General

The following description of our share capital summarizes certain provisions of our bylaws. Such summaries do not purport to be complete and are subject to, and are qualified in their entirety by reference to, all of the provisions of our bylaws, a copy of which has been filed as an exhibit to the registration statement of which this prospectus forms a part.

As of December 31, 2015, our outstanding share capital consisted of a total of 7,924,611 ordinary shares, with nominal value 0.10 per share.

As of February 29, 2016, to our knowledge, approximately 796,334, or 10%, of our outstanding ordinary shares were held by 19 shareholders of record in the United States.

Under French law, our bylaws set forth only our issued and outstanding share capital as of the date of the bylaws. Our fully diluted share capital represents all issued and outstanding shares, as well as all potential shares which may be issued upon exercise of outstanding founder’s share warrants and share warrants, as approved by our shareholders and granted by our board of directors.

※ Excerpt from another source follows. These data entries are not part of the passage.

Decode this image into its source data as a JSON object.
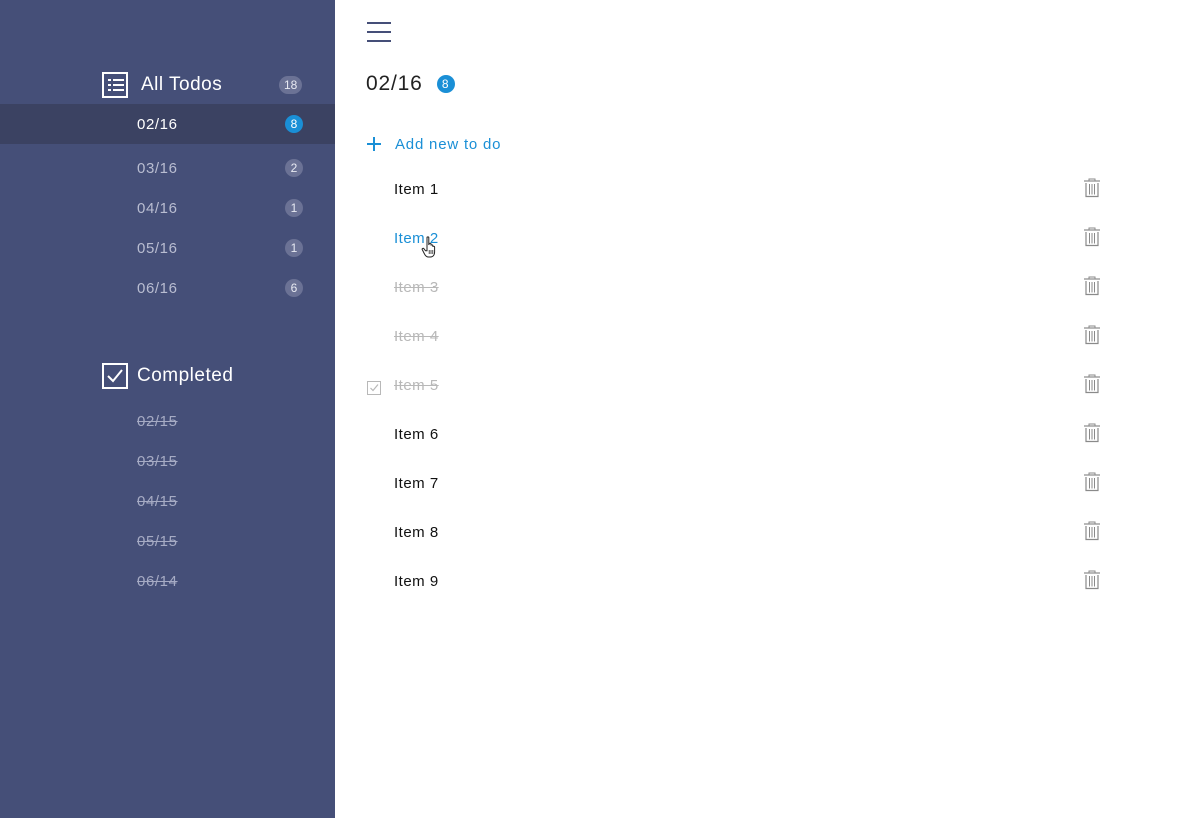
{
  "sidebar": {
    "todos_header": {
      "label": "All Todos",
      "count": "18",
      "icon": "list-icon"
    },
    "todo_dates": [
      {
        "date": "02/16",
        "count": "8",
        "selected": true
      },
      {
        "date": "03/16",
        "count": "2"
      },
      {
        "date": "04/16",
        "count": "1"
      },
      {
        "date": "05/16",
        "count": "1"
      },
      {
        "date": "06/16",
        "count": "6"
      }
    ],
    "completed_header": {
      "label": "Completed",
      "icon": "checkbox-checked-icon"
    },
    "completed_dates": [
      {
        "date": "02/15"
      },
      {
        "date": "03/15"
      },
      {
        "date": "04/15"
      },
      {
        "date": "05/15"
      },
      {
        "date": "06/14"
      }
    ]
  },
  "main": {
    "menu_icon": "hamburger-menu-icon",
    "title": "02/16",
    "title_count": "8",
    "add_label": "Add new to do",
    "items": [
      {
        "text": "Item 1",
        "done": false
      },
      {
        "text": "Item 2",
        "done": false,
        "hovered": true
      },
      {
        "text": "Item 3",
        "done": true
      },
      {
        "text": "Item 4",
        "done": true
      },
      {
        "text": "Item 5",
        "done": true,
        "checkbox_visible": true
      },
      {
        "text": "Item 6",
        "done": false
      },
      {
        "text": "Item 7",
        "done": false
      },
      {
        "text": "Item 8",
        "done": false
      },
      {
        "text": "Item 9",
        "done": false
      }
    ]
  },
  "colors": {
    "sidebar_bg": "#454f78",
    "sidebar_selected_bg": "#3b4262",
    "accent": "#1a8fd6",
    "badge_bg": "#6b7295",
    "done_text": "#b8b8b8"
  }
}
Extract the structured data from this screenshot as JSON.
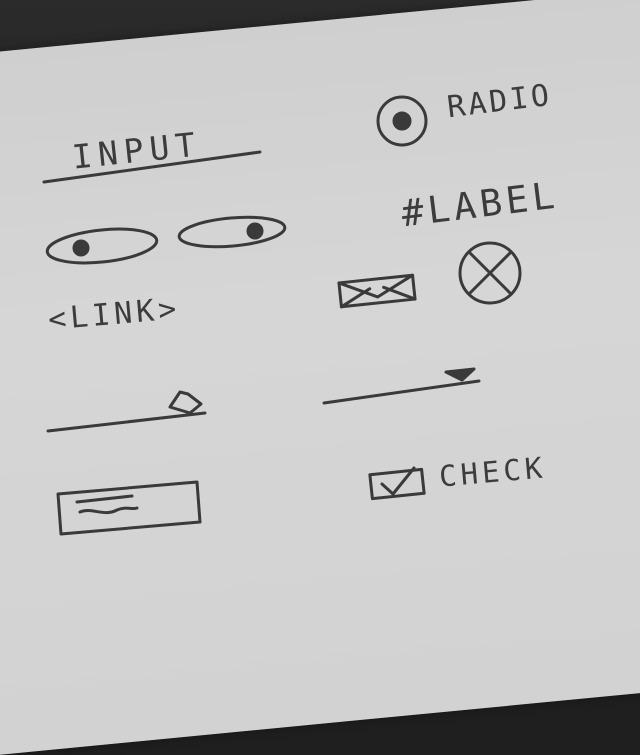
{
  "sketch": {
    "input_label": "INPUT",
    "radio_label": "RADIO",
    "label_text": "#LABEL",
    "link_text": "<LINK>",
    "check_label": "CHECK",
    "icons": [
      "radio-icon",
      "toggle-on-icon",
      "toggle-off-icon",
      "envelope-icon",
      "close-circle-icon",
      "slider-handle-icon",
      "dropdown-caret-icon",
      "checkbox-checked-icon",
      "textarea-icon"
    ]
  }
}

Upon closing of the offering, our outstanding share capital will consist of                     ordinary shares, nominal value 0.10 per share (or                 if the underwriters exercise their option to purchase ADSs and ordinary shares in full).

Reconciliation of the Shares Outstanding Prior to This Offering

 

 

 

Shares outstanding at December 31, 2014

     6,882,761   

Number of shares issued in connection with the exercise of founder’s share warrants and share warrants

     101,850   

Number of ordinary shares issued on December 7, 2015 in connection with the share capital increase authorized on December 3, 2015……………

     940,000   
  

 

 

 

Shares outstanding at December 31, 2015

     7,924,611   

 

 

History of Securities Issuances

From January 1, 2013 through March 25, 2016, the following events have changed the number and classes of our issued and outstanding shares:

 

  n   On April 30, 2013, in connection with